  • Try the tesco hudl. Easy to set up child filters when starting the tablet up and its only £99 Posted via the Android Central App
  • No phones for my 7 yr old, but just got her an Acer Iconia Tab 8 (the 2015 one) for $99 at best buy. A little issues with touch sensitivity but plays kid apps and movies perfectly. Posted via LG H815
  • nothing is too good for your little special unique snowflakes!!!
  • How do I make a nexus 7 kid friendly?
    And how do I get the tmobile sim card to work? Posted via Android Central App on 1+1
  • When you said there was no android equivalent of the ipod touch, there actually was.
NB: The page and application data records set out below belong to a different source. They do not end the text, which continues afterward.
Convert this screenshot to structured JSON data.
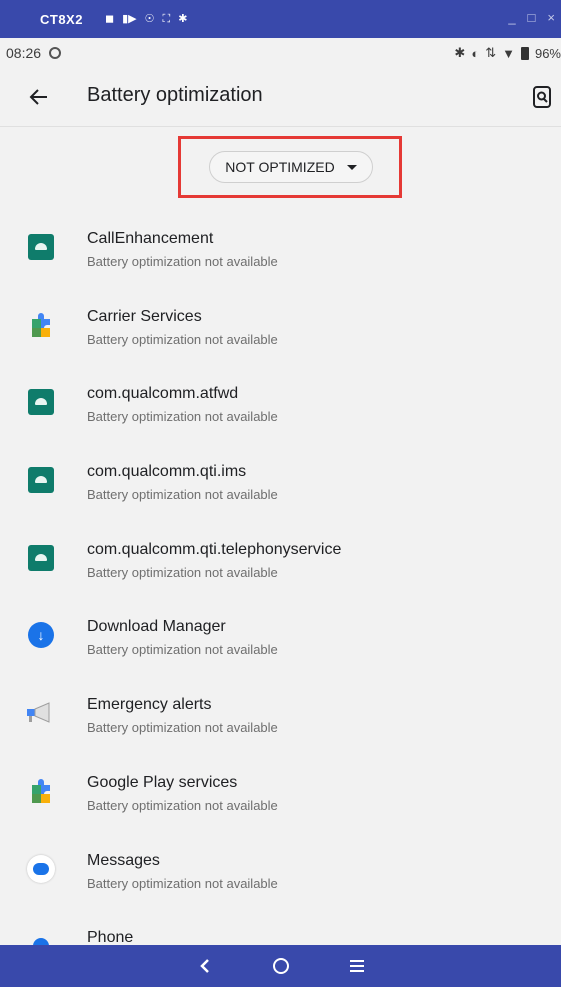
{
  "window": {
    "title": "CT8X2",
    "controls": [
      "_",
      "□",
      "×"
    ]
  },
  "status": {
    "time": "08:26",
    "battery": "96%"
  },
  "appbar": {
    "title": "Battery optimization"
  },
  "filter": {
    "selected": "NOT OPTIMIZED"
  },
  "apps": [
    {
      "name": "CallEnhancement",
      "status": "Battery optimization not available",
      "icon": "android-icon"
    },
    {
      "name": "Carrier Services",
      "status": "Battery optimization not available",
      "icon": "puzzle-icon"
    },
    {
      "name": "com.qualcomm.atfwd",
      "status": "Battery optimization not available",
      "icon": "android-icon"
    },
    {
      "name": "com.qualcomm.qti.ims",
      "status": "Battery optimization not available",
      "icon": "android-icon"
    },
    {
      "name": "com.qualcomm.qti.telephonyservice",
      "status": "Battery optimization not available",
      "icon": "android-icon"
    },
    {
      "name": "Download Manager",
      "status": "Battery optimization not available",
      "icon": "download-icon"
    },
    {
      "name": "Emergency alerts",
      "status": "Battery optimization not available",
      "icon": "megaphone-icon"
    },
    {
      "name": "Google Play services",
      "status": "Battery optimization not available",
      "icon": "puzzle-icon"
    },
    {
      "name": "Messages",
      "status": "Battery optimization not available",
      "icon": "messages-icon"
    },
    {
      "name": "Phone",
      "status": "",
      "icon": "phone-icon"
    }
  ],
  "colors": {
    "frame": "#3949ab",
    "highlight": "#e53935",
    "android_tile": "#0f7c6b",
    "accent": "#1a73e8"
  }
}
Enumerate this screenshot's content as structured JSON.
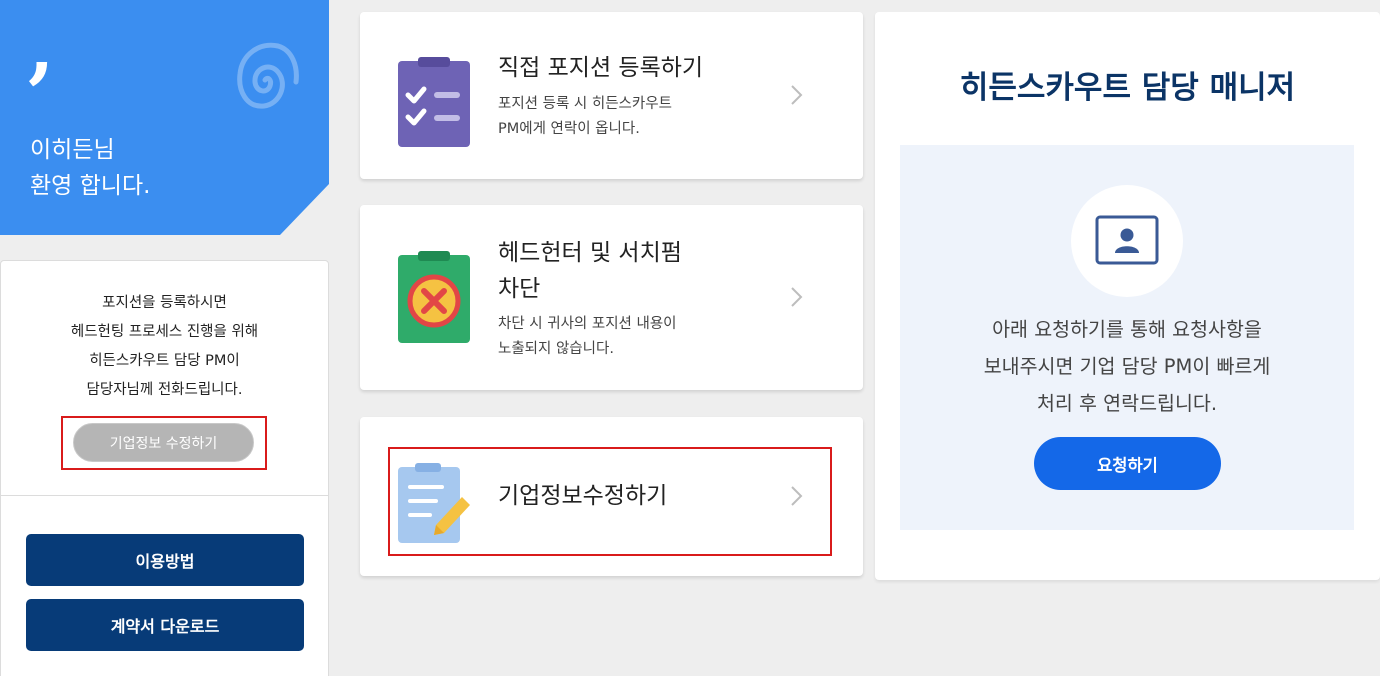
{
  "sidebar": {
    "quote_mark": ",",
    "greeting_line1": "이히든님",
    "greeting_line2": "환영 합니다.",
    "info_lines": [
      "포지션을 등록하시면",
      "헤드헌팅 프로세스 진행을 위해",
      "히든스카우트 담당 PM이",
      "담당자님께 전화드립니다."
    ],
    "edit_company_button": "기업정보 수정하기",
    "how_to_button": "이용방법",
    "contract_download_button": "계약서 다운로드"
  },
  "actions": [
    {
      "title_lines": [
        "직접 포지션 등록하기"
      ],
      "desc_lines": [
        "포지션 등록 시 히든스카우트",
        "PM에게 연락이 옵니다."
      ],
      "icon": "clipboard-checklist-icon"
    },
    {
      "title_lines": [
        "헤드헌터 및 서치펌",
        "차단"
      ],
      "desc_lines": [
        "차단 시 귀사의 포지션 내용이",
        "노출되지 않습니다."
      ],
      "icon": "clipboard-block-icon"
    },
    {
      "title_lines": [
        "기업정보수정하기"
      ],
      "desc_lines": [],
      "icon": "clipboard-edit-icon"
    }
  ],
  "manager": {
    "title": "히든스카우트 담당 매니저",
    "text_lines": [
      "아래 요청하기를 통해 요청사항을",
      "보내주시면 기업 담당 PM이 빠르게",
      "처리 후 연락드립니다."
    ],
    "request_button": "요청하기",
    "icon": "profile-card-icon"
  },
  "colors": {
    "brand_blue": "#3b8ef0",
    "navy": "#073b78",
    "request_blue": "#1468e8",
    "highlight_red": "#d91b1b",
    "title_navy": "#0b3466"
  }
}
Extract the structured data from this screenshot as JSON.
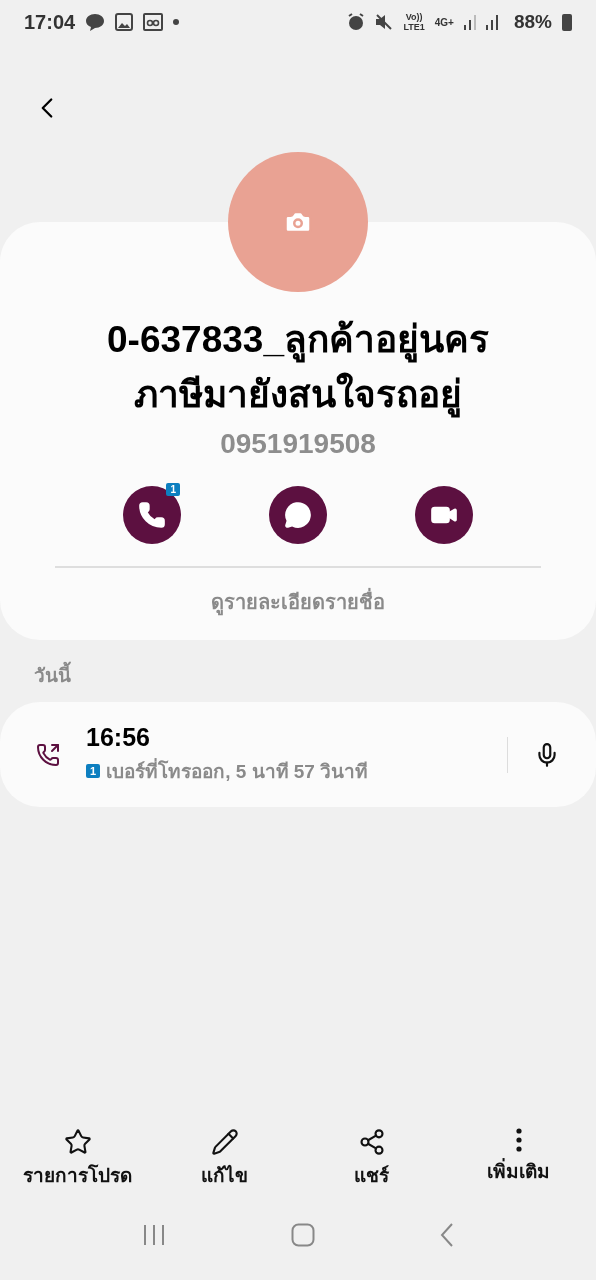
{
  "status_bar": {
    "time": "17:04",
    "volte": "Vo))",
    "lte": "LTE1",
    "network": "4G+",
    "battery": "88%"
  },
  "contact": {
    "name_lines": [
      "0-637833_ลูกค้าอยู่นคร",
      "ภาษีมายังสนใจรถอยู่"
    ],
    "phone": "0951919508",
    "actions": [
      {
        "kind": "call",
        "badge": "1"
      },
      {
        "kind": "message"
      },
      {
        "kind": "video"
      }
    ],
    "details_link": "ดูรายละเอียดรายชื่อ"
  },
  "history": {
    "heading": "วันนี้",
    "calls": [
      {
        "kind": "outgoing",
        "time": "16:56",
        "sim": "1",
        "detail": "เบอร์ที่โทรออก, 5 นาที 57 วินาที"
      }
    ]
  },
  "bottom_actions": [
    {
      "kind": "favorite",
      "label": "รายการโปรด"
    },
    {
      "kind": "edit",
      "label": "แก้ไข"
    },
    {
      "kind": "share",
      "label": "แชร์"
    },
    {
      "kind": "more",
      "label": "เพิ่มเติม"
    }
  ]
}
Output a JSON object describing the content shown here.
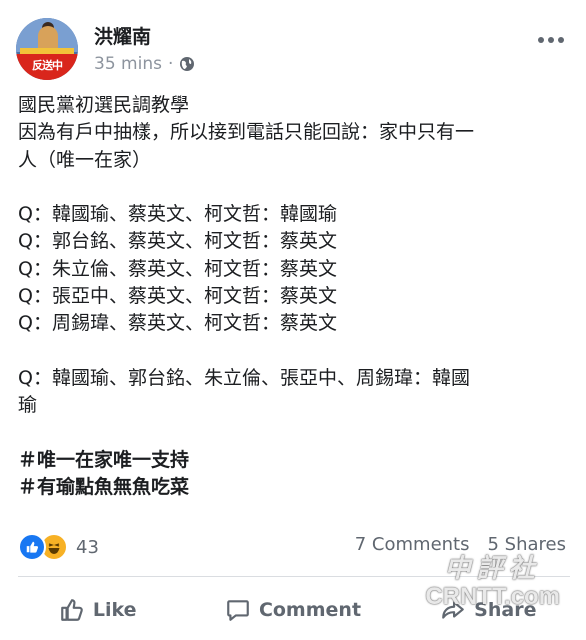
{
  "post": {
    "author": "洪耀南",
    "time": "35 mins",
    "separator": "·",
    "privacy_icon": "globe-icon",
    "avatar_text": "反送中",
    "lines": [
      "國民黨初選民調教學",
      "因為有戶中抽樣，所以接到電話只能回說：家中只有一",
      "人（唯一在家）",
      "",
      "Q：韓國瑜、蔡英文、柯文哲：韓國瑜",
      "Q：郭台銘、蔡英文、柯文哲：蔡英文",
      "Q：朱立倫、蔡英文、柯文哲：蔡英文",
      "Q：張亞中、蔡英文、柯文哲：蔡英文",
      "Q：周錫瑋、蔡英文、柯文哲：蔡英文",
      "",
      "Q：韓國瑜、郭台銘、朱立倫、張亞中、周錫瑋：韓國",
      "瑜",
      "",
      "＃唯一在家唯一支持",
      "＃有瑜點魚無魚吃菜"
    ]
  },
  "engagement": {
    "reaction_count": "43",
    "reaction_icons": [
      "like-icon",
      "haha-icon"
    ],
    "comments": "7 Comments",
    "shares": "5 Shares"
  },
  "actions": {
    "like": "Like",
    "comment": "Comment",
    "share": "Share"
  },
  "watermark": {
    "cn": "中評社",
    "en": "CRNTT.com"
  },
  "colors": {
    "text": "#1c1e21",
    "muted": "#606770",
    "meta": "#8d949e",
    "like_blue": "#1877f2",
    "haha_yellow": "#f7b125"
  }
}
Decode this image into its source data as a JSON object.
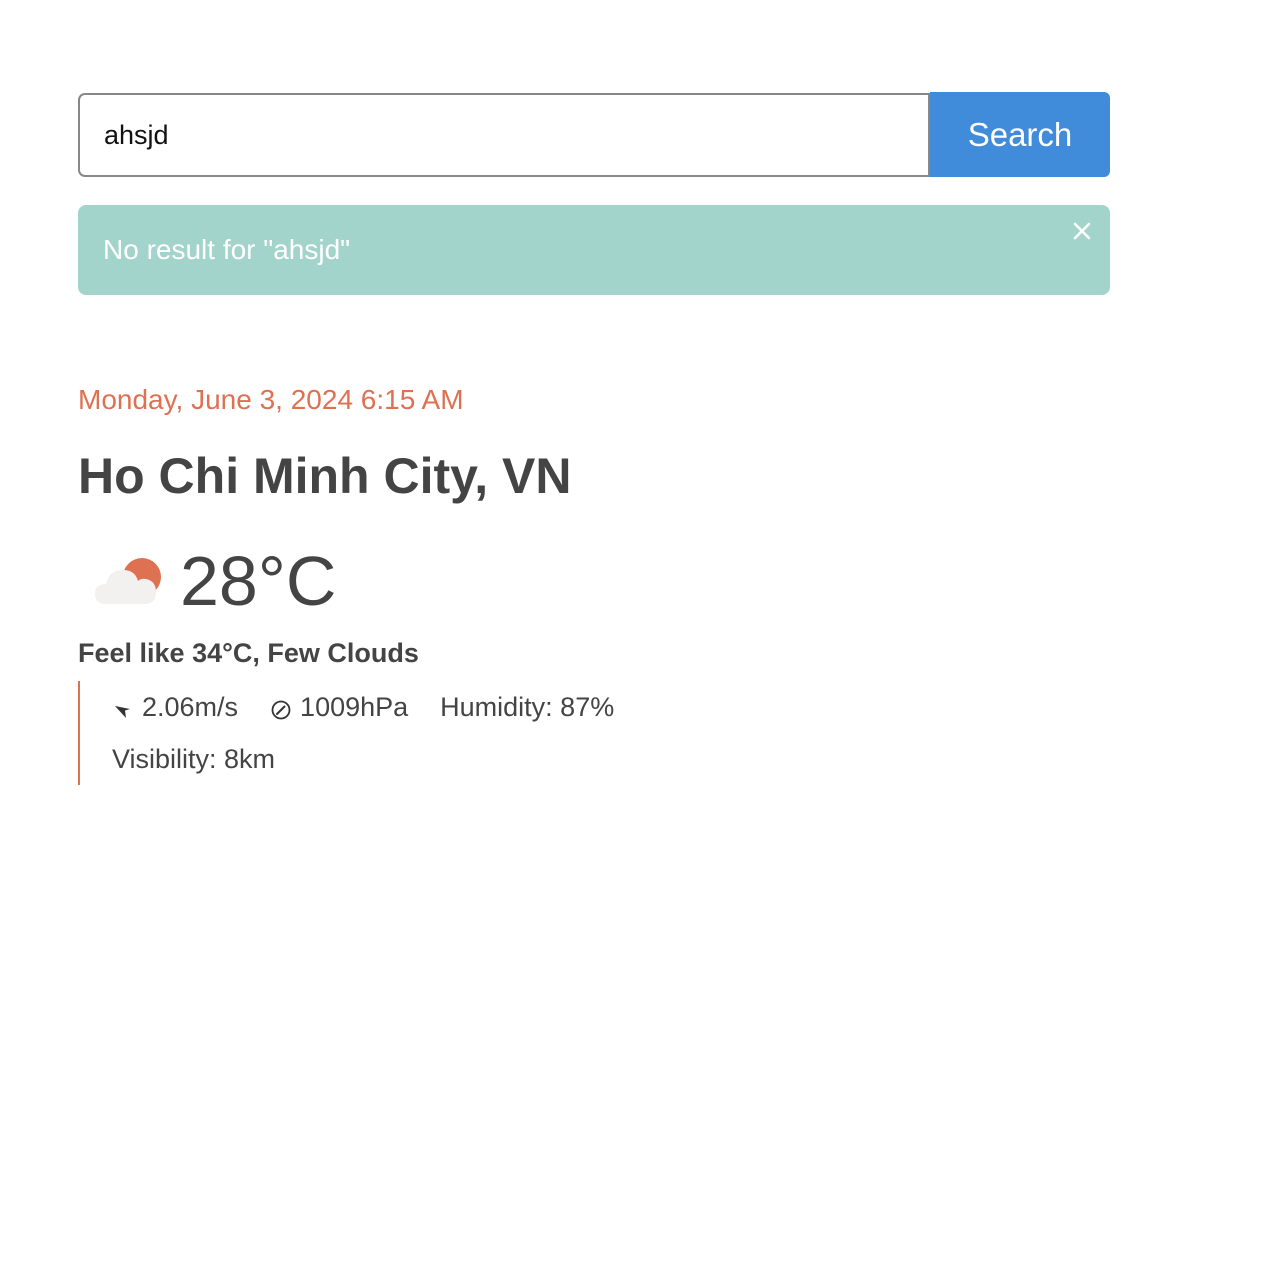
{
  "search": {
    "value": "ahsjd",
    "button_label": "Search"
  },
  "alert": {
    "message": "No result for \"ahsjd\"",
    "close_icon": "close-icon"
  },
  "weather": {
    "datetime": "Monday, June 3, 2024 6:15 AM",
    "location": "Ho Chi Minh City, VN",
    "icon": "partly-cloudy-day-icon",
    "temperature": "28°C",
    "feels_like": "Feel like 34°C, Few Clouds",
    "wind": "2.06m/s",
    "pressure": "1009hPa",
    "humidity": "Humidity: 87%",
    "visibility": "Visibility: 8km"
  },
  "colors": {
    "button": "#418cda",
    "alert_bg": "#a3d4cc",
    "accent": "#de7152",
    "text": "#444444"
  }
}
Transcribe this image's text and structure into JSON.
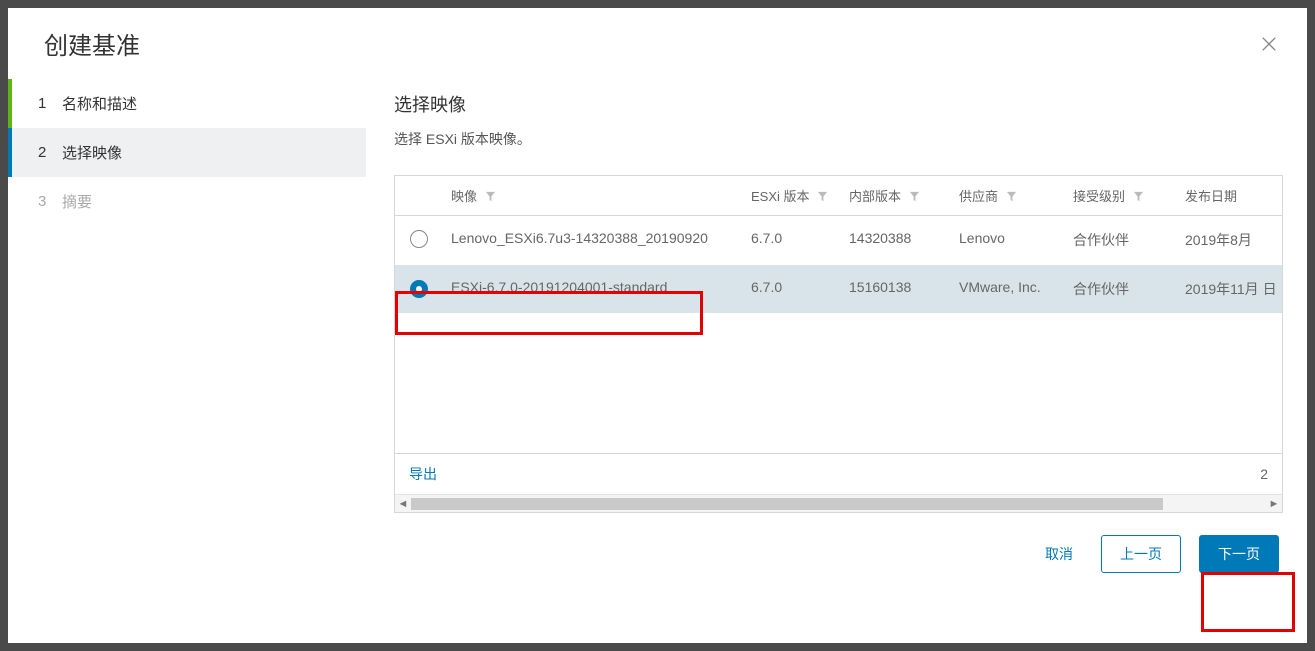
{
  "modal": {
    "title": "创建基准",
    "close_icon": "close"
  },
  "steps": [
    {
      "num": "1",
      "label": "名称和描述",
      "state": "completed"
    },
    {
      "num": "2",
      "label": "选择映像",
      "state": "active"
    },
    {
      "num": "3",
      "label": "摘要",
      "state": "disabled"
    }
  ],
  "section": {
    "title": "选择映像",
    "desc": "选择 ESXi 版本映像。"
  },
  "table": {
    "headers": {
      "image": "映像",
      "esxi_version": "ESXi 版本",
      "build": "内部版本",
      "vendor": "供应商",
      "acceptance": "接受级别",
      "release_date": "发布日期"
    },
    "rows": [
      {
        "selected": false,
        "image": "Lenovo_ESXi6.7u3-14320388_20190920",
        "esxi_version": "6.7.0",
        "build": "14320388",
        "vendor": "Lenovo",
        "acceptance": "合作伙伴",
        "release_date": "2019年8月"
      },
      {
        "selected": true,
        "image": "ESXi-6.7.0-20191204001-standard",
        "esxi_version": "6.7.0",
        "build": "15160138",
        "vendor": "VMware, Inc.",
        "acceptance": "合作伙伴",
        "release_date": "2019年11月 日"
      }
    ],
    "export_label": "导出",
    "count": "2"
  },
  "footer": {
    "cancel": "取消",
    "prev": "上一页",
    "next": "下一页"
  }
}
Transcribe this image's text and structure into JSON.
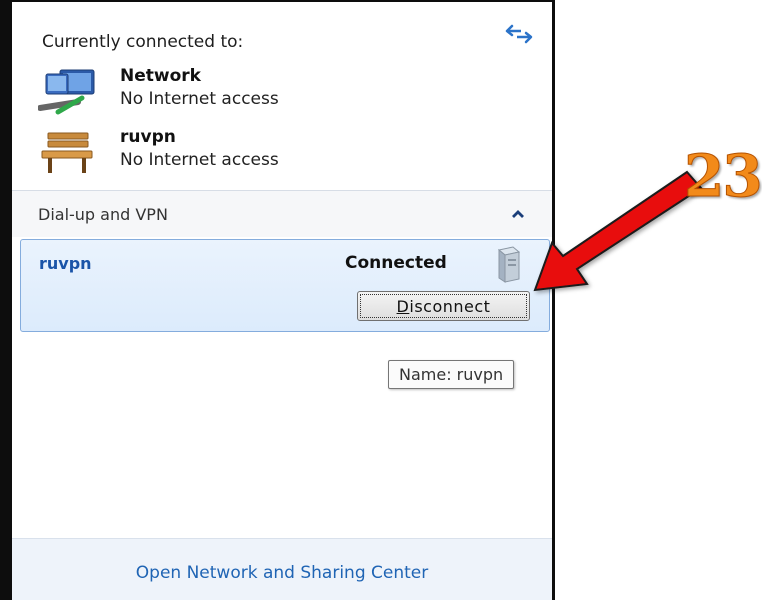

The Galaxy player series. Posted via the Android Central App
  • Strongly recommend a Bobj bumper case, heavy duty and makes a tablet easier to hold. Posted via the Android Central App
  • Kid Friendly? Balladeer: Listen everybody to a tale that you won't forget, about two beaver brothers named Norbert and Daggett. One day, these two young hombres traveled to the wild west... to meet Kid Friendly, their hero, was their sacred quest. Singers: In the old wild west,
    When people's heads was funny
    The funniest head of all
    Belonged to Kid Friendly He'll kill ya with kindness!
    He'll kill ya with a grin!
    Kid Friendly! Balladeer: Don't you mess around with him.
  • I actually just bought that Zenpad 8 for my 5yr old. He had a good 8.3 before that but I just sold it on swappa. Wanted to get him something with more internal storage. I'm really impressed with the Zenpad for $200. I almost bought the galaxy tab A for $230... Glad I shopped around. Even considering selling my n9 for one.
  • My oldest 6 year old likes to play with my Note3. Stiil looks huge in his hands. As soon I get a new phone, i will pass the Note 3 on.
  • My 5 year old has been using the wife's iPad mini (Original version) for a few years now. No filters, no case, no screen protector and he's doing fine.
  • My 7-year old has been using the OG 32GB Nexus 7 we bought him for his birthday for 2.5 years and counting. It's now on 5.1 and still running like a champ.
  • My 6 and 9 Year Old boys have Acer A1-830 and 840 tablets. Both were under $100 and they both work just fine for young Kids. They run 4.4.2 and 4.4.4 and that's more then enough for them. The 830 4:3 aspect ration sucks for me when using it but the kids don't mind. I do not think either one will need a "better" device until they are at least 11 and that device is a phone.